Lead radical reform with 'software' of inspiration not hardware of governance machinery
The many great minds among the UN and their national collaborators are not intrinsically locked into institutional boundaries and solutions as usual. Given an effective forum for new thinking, such as FutureUN, a small number of people could quickly go from reimagining development to refining policy proposals to get it. This 'software' of radical reform could run both in existing UN hardware of institutions and governance mechanisms and in the future UN hardware that could and should be capable of leading the global multi-issue problem-solving that has been awaited for 40 years.

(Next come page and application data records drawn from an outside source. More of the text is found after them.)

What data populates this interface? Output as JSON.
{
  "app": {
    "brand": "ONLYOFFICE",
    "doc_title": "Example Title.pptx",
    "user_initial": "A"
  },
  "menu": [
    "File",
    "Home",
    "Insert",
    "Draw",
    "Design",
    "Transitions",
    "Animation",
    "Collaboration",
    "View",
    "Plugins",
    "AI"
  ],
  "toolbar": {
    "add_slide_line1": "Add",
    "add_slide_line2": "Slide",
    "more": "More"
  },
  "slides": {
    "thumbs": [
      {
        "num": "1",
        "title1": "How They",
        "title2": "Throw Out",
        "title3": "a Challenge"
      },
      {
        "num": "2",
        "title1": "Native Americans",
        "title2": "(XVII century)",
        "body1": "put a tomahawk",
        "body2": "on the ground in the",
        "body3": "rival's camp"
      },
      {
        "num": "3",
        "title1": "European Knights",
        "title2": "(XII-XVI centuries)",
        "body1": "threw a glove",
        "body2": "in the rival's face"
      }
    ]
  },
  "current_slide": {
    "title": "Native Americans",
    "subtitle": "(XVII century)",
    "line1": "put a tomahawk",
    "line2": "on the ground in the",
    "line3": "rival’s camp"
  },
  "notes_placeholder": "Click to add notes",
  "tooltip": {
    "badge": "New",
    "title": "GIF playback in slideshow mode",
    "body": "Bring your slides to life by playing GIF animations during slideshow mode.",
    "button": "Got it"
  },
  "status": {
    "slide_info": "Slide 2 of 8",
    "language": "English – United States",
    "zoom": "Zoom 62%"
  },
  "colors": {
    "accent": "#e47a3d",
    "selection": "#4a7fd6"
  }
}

My tip for making this work would be to follow the lead of this blog and reframe the niche-interest of sustainable development into a mainstream-interest 'global security' where everyone can more clearly see that outcomes (for jobs, growth, finances, peace, ecosystems, climate, water, food etc) are irreducibly indivisible and can be effectively managed only as a whole system. Hence the core future role for a whole-system-thinking UN?
I've elaborated more in this NATO-published piece which is part of a paper with policy proposals for how to do it, http://blindspot.org.uk/global-security/ Happy to discuss @blindspotting